A Jaw-Dropping Political Ad Aimed at Young Women, Apparently

The XX Factor
Oct. 1 2014 4:05 PM Today in GOP Outreach to Women: You Broads Like Wedding Dresses, Right?

How Even an Old Hipster Can Age Gracefully

On their new albums, Leonard Cohen, Robert Plant, and Loudon Wainwright III show three ways.

How Tattoo Parlors Became the Barber Shops of Hipster Neighborhoods

This Gargantuan Wind Farm in Wyoming Would Be the Hoover Dam of the 21st Century

Oct. 1 2014 8:34 AM This Gargantuan Wind Farm in Wyoming Would Be the Hoover Dam of the 21st Century To undertake a massively ambitious energy project, you don’t need the government anymore.
  News & Politics
Oct. 1 2014 7:26 PM Talking White Black people’s disdain for “proper English” and academic achievement is a myth.
Buy a Small Business
Oct. 1 2014 11:48 PM Inking the Deal Why tattoo parlors are a great small-business bet.
Oct. 1 2014 6:02 PM Facebook Relaxes Its “Real Name” Policy; Drag Queens Celebrate
  Double X
The XX Factor
Oct. 1 2014 5:11 PM Celebrity Feminist Identification Has Reached Peak Meaninglessness
  Slate Plus
Behind the Scenes
Oct. 1 2014 3:24 PM Revelry (and Business) at Mohonk Photos and highlights from Slate’s annual retreat.
Brow Beat
Oct. 1 2014 9:39 PM Tom Cruise Dies Over and Over Again in This Edge of Tomorrow Supercut
Future Tense
Oct. 1 2014 6:59 PM EU’s Next Digital Commissioner Thinks Keeping Nude Celeb Photos in the Cloud Is “Stupid”
  Health & Science
Oct. 1 2014 4:03 PM Does the Earth Really Have a “Hum”? Yes, but probably not the one you’re thinking.
Sports Nut
Oct. 1 2014 5:19 PM Bunt-a-Palooza!
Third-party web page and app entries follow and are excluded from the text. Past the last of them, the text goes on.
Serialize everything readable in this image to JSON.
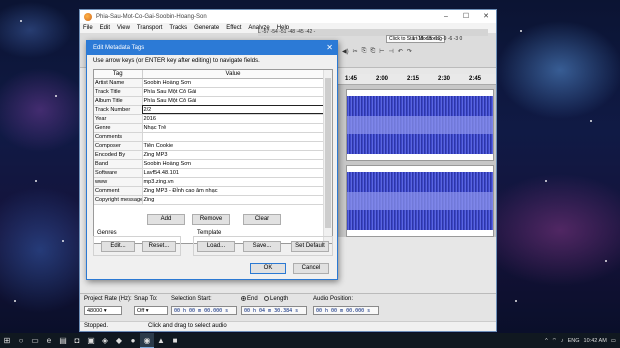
{
  "window": {
    "title": "Phia-Sau-Mot-Co-Gai-Soobin-Hoang-Son",
    "controls": [
      "–",
      "☐",
      "✕"
    ]
  },
  "menubar": [
    "File",
    "Edit",
    "View",
    "Transport",
    "Tracks",
    "Generate",
    "Effect",
    "Analyze",
    "Help"
  ],
  "toolbar": {
    "monitor_button": "Click to Start Monitoring",
    "meter_ticks": "1 -18 -15 -12 -9 -6 -3 0",
    "ruler_top": "L  -57 -54 -51 -48 -45 -42 -"
  },
  "timeline": {
    "ticks": [
      "1:45",
      "2:00",
      "2:15",
      "2:30",
      "2:45"
    ]
  },
  "dialog": {
    "title": "Edit Metadata Tags",
    "close": "✕",
    "hint": "Use arrow keys (or ENTER key after editing) to navigate fields.",
    "columns": {
      "tag": "Tag",
      "value": "Value"
    },
    "rows": [
      {
        "tag": "Artist Name",
        "value": "Soobin Hoàng Sơn"
      },
      {
        "tag": "Track Title",
        "value": "Phía Sau Một Cô Gái"
      },
      {
        "tag": "Album Title",
        "value": "Phía Sau Một Cô Gái"
      },
      {
        "tag": "Track Number",
        "value": "2/2"
      },
      {
        "tag": "Year",
        "value": "2016"
      },
      {
        "tag": "Genre",
        "value": "Nhạc Trẻ"
      },
      {
        "tag": "Comments",
        "value": ""
      },
      {
        "tag": "Composer",
        "value": "Tiên Cookie"
      },
      {
        "tag": "Encoded By",
        "value": "Zing MP3"
      },
      {
        "tag": "Band",
        "value": "Soobin Hoàng Sơn"
      },
      {
        "tag": "Software",
        "value": "Lavf54.48.101"
      },
      {
        "tag": "www",
        "value": "mp3.zing.vn"
      },
      {
        "tag": "Comment",
        "value": "Zing MP3 - Đỉnh cao âm nhạc"
      },
      {
        "tag": "Copyright message",
        "value": "Zing"
      }
    ],
    "buttons": {
      "add": "Add",
      "remove": "Remove",
      "clear": "Clear",
      "genres_label": "Genres",
      "genres_edit": "Edit...",
      "genres_reset": "Reset...",
      "template_label": "Template",
      "template_load": "Load...",
      "template_save": "Save...",
      "template_default": "Set Default",
      "ok": "OK",
      "cancel": "Cancel"
    }
  },
  "selection_bar": {
    "project_rate_label": "Project Rate (Hz):",
    "project_rate_value": "48000",
    "snap_to_label": "Snap To:",
    "snap_to_value": "Off",
    "selection_start_label": "Selection Start:",
    "selection_start_value": "00 h 00 m 00.000 s",
    "end_label": "End",
    "length_label": "Length",
    "end_value": "00 h 04 m 30.384 s",
    "audio_position_label": "Audio Position:",
    "audio_position_value": "00 h 00 m 00.000 s"
  },
  "status": {
    "left": "Stopped.",
    "right": "Click and drag to select audio"
  },
  "taskbar": {
    "language": "ENG",
    "time": "10:42 AM"
  }
}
How bad was the Kansas City Royals’ bunt-all-the-time strategy in the American League wild-card game?